While the targets are Wi-Fi Access points and routers, which could also make environments with fully-patched client devices vulnerable. The discovery was credited to ESET Cybersecurity researchers, which vulnerability is dubbed 'Kr00k' and marked as CVE-2019-15126.
Kr00k allows unauthorized access to some WPA2-encrypted traffic, and could allow nearby remote attackers to intercept and decrypt wireless network packets transmitted over a vulnerable device.
How the Kr00k Flaw affect Devices
The flaw is present in all unpatched devices with Broadcom and Cypress FullMac Wi-Fi chips, and it allow attackers to capture and decrypt wireless packets, with no precise way to predict the nature of data involved.
But most certainly, it breaks encryption on wireless layer, though it has nothing to do with TLS encryption that secures the network traffic. And the most common Wi-Fi Access points and routers are those running the affected Wi-fi chips from Broadcom and Cypress.

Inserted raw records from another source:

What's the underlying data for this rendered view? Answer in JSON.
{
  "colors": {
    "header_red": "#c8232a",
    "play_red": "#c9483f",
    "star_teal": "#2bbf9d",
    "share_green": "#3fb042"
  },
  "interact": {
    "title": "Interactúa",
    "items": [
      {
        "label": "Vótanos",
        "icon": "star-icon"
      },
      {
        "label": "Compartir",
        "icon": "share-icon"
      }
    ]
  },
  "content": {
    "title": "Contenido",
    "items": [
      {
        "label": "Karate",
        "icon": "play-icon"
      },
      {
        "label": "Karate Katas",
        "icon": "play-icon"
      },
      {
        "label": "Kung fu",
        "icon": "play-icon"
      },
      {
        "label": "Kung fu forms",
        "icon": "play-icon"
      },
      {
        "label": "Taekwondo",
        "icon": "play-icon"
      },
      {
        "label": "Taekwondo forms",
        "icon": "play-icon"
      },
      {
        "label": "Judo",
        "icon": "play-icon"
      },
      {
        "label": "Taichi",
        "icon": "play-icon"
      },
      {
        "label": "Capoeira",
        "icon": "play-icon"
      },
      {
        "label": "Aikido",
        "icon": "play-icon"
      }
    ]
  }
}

The attack is possible because when a device gets disconnected from the wireless network, the session key are supposed to be cleared by the Wi-Fi chip from the memory and set back to zero, but the vulnerable chips inadvertently end up transmitting data frames in the buffer with zero encryption key after the disassociation.
What Devices are affected by Kr00k?
These Wi-Fi chips are used in almost all of today's popular devices, made by well-known manufacturers like Apple (iPhone, iPad, MacBook), Amazon (Echo, Kindle), Google (Nexus), Samsung (Galaxy), and also several other devices from less-known brands.
So, for you to ensure that your device is safe, you have to update your Wi-Fi capable devices, such as smartphones, tablets, laptops, and Wi-Fi routers and access points to the latest software and/or firmware versions. As patches for several of the affected devices have been made available by the manufacturers already.
And if your device uses the affected chips in the first place, there is need to revert to your device manufacturer for best security advice.